*WHAT IS NEEDED*: Below is a set of records. Repeat all of them exactly.

Start of Block

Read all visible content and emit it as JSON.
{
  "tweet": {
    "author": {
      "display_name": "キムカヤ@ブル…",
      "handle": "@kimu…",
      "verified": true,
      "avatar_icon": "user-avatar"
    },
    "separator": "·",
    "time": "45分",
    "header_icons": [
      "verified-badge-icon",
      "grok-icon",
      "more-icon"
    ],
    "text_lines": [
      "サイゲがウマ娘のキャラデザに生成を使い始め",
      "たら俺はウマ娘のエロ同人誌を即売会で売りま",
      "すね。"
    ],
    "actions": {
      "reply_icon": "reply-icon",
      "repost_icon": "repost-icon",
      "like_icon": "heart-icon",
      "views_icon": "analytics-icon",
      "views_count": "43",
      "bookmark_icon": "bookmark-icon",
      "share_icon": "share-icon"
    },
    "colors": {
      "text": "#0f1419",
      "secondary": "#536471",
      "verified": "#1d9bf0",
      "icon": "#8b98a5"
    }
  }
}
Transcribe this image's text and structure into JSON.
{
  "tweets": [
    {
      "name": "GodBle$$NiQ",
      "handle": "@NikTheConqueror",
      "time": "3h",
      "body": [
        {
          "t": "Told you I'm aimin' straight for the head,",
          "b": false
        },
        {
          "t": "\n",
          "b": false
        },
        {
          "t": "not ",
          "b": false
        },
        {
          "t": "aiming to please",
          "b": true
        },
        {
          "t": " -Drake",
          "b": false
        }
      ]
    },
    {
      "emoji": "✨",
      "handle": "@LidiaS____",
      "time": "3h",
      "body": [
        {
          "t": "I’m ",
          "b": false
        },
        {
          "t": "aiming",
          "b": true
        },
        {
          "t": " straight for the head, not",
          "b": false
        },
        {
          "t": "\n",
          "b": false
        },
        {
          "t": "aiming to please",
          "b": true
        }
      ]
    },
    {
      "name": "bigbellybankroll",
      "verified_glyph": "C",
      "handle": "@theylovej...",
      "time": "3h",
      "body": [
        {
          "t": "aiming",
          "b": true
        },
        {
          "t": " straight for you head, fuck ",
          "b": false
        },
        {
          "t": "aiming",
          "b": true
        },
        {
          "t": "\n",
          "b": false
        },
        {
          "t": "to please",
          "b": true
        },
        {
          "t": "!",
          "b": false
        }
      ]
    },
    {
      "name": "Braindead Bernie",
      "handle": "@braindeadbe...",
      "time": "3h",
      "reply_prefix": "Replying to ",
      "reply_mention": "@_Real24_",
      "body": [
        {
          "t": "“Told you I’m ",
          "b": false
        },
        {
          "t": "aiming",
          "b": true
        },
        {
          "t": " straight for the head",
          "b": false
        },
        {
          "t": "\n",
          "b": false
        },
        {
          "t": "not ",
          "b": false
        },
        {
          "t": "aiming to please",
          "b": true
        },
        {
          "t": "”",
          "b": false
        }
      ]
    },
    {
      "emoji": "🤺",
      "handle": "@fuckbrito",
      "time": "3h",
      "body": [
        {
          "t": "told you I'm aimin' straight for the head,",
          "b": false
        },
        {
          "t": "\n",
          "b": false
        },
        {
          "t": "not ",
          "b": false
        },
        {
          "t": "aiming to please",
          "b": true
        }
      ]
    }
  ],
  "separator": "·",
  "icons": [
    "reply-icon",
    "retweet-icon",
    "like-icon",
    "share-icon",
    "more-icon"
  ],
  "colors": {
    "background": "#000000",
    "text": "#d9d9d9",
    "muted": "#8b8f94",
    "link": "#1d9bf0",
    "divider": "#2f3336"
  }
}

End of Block

*WRITTEN ANSWER*:
Read all visible content and emit it as JSON.
{
  "tweet": {
    "author": {
      "display_name": "キムカヤ@ブル…",
      "handle": "@kimu…",
      "verified": true,
      "avatar_icon": "user-avatar"
    },
    "separator": "·",
    "time": "45分",
    "header_icons": [
      "verified-badge-icon",
      "grok-icon",
      "more-icon"
    ],
    "text_lines": [
      "サイゲがウマ娘のキャラデザに生成を使い始め",
      "たら俺はウマ娘のエロ同人誌を即売会で売りま",
      "すね。"
    ],
    "actions": {
      "reply_icon": "reply-icon",
      "repost_icon": "repost-icon",
      "like_icon": "heart-icon",
      "views_icon": "analytics-icon",
      "views_count": "43",
      "bookmark_icon": "bookmark-icon",
      "share_icon": "share-icon"
    },
    "colors": {
      "text": "#0f1419",
      "secondary": "#536471",
      "verified": "#1d9bf0",
      "icon": "#8b98a5"
    }
  }
}
Transcribe this image's text and structure into JSON.
{
  "tweets": [
    {
      "name": "GodBle$$NiQ",
      "handle": "@NikTheConqueror",
      "time": "3h",
      "body": [
        {
          "t": "Told you I'm aimin' straight for the head,",
          "b": false
        },
        {
          "t": "\n",
          "b": false
        },
        {
          "t": "not ",
          "b": false
        },
        {
          "t": "aiming to please",
          "b": true
        },
        {
          "t": " -Drake",
          "b": false
        }
      ]
    },
    {
      "emoji": "✨",
      "handle": "@LidiaS____",
      "time": "3h",
      "body": [
        {
          "t": "I’m ",
          "b": false
        },
        {
          "t": "aiming",
          "b": true
        },
        {
          "t": " straight for the head, not",
          "b": false
        },
        {
          "t": "\n",
          "b": false
        },
        {
          "t": "aiming to please",
          "b": true
        }
      ]
    },
    {
      "name": "bigbellybankroll",
      "verified_glyph": "C",
      "handle": "@theylovej...",
      "time": "3h",
      "body": [
        {
          "t": "aiming",
          "b": true
        },
        {
          "t": " straight for you head, fuck ",
          "b": false
        },
        {
          "t": "aiming",
          "b": true
        },
        {
          "t": "\n",
          "b": false
        },
        {
          "t": "to please",
          "b": true
        },
        {
          "t": "!",
          "b": false
        }
      ]
    },
    {
      "name": "Braindead Bernie",
      "handle": "@braindeadbe...",
      "time": "3h",
      "reply_prefix": "Replying to ",
      "reply_mention": "@_Real24_",
      "body": [
        {
          "t": "“Told you I’m ",
          "b": false
        },
        {
          "t": "aiming",
          "b": true
        },
        {
          "t": " straight for the head",
          "b": false
        },
        {
          "t": "\n",
          "b": false
        },
        {
          "t": "not ",
          "b": false
        },
        {
          "t": "aiming to please",
          "b": true
        },
        {
          "t": "”",
          "b": false
        }
      ]
    },
    {
      "emoji": "🤺",
      "handle": "@fuckbrito",
      "time": "3h",
      "body": [
        {
          "t": "told you I'm aimin' straight for the head,",
          "b": false
        },
        {
          "t": "\n",
          "b": false
        },
        {
          "t": "not ",
          "b": false
        },
        {
          "t": "aiming to please",
          "b": true
        }
      ]
    }
  ],
  "separator": "·",
  "icons": [
    "reply-icon",
    "retweet-icon",
    "like-icon",
    "share-icon",
    "more-icon"
  ],
  "colors": {
    "background": "#000000",
    "text": "#d9d9d9",
    "muted": "#8b8f94",
    "link": "#1d9bf0",
    "divider": "#2f3336"
  }
}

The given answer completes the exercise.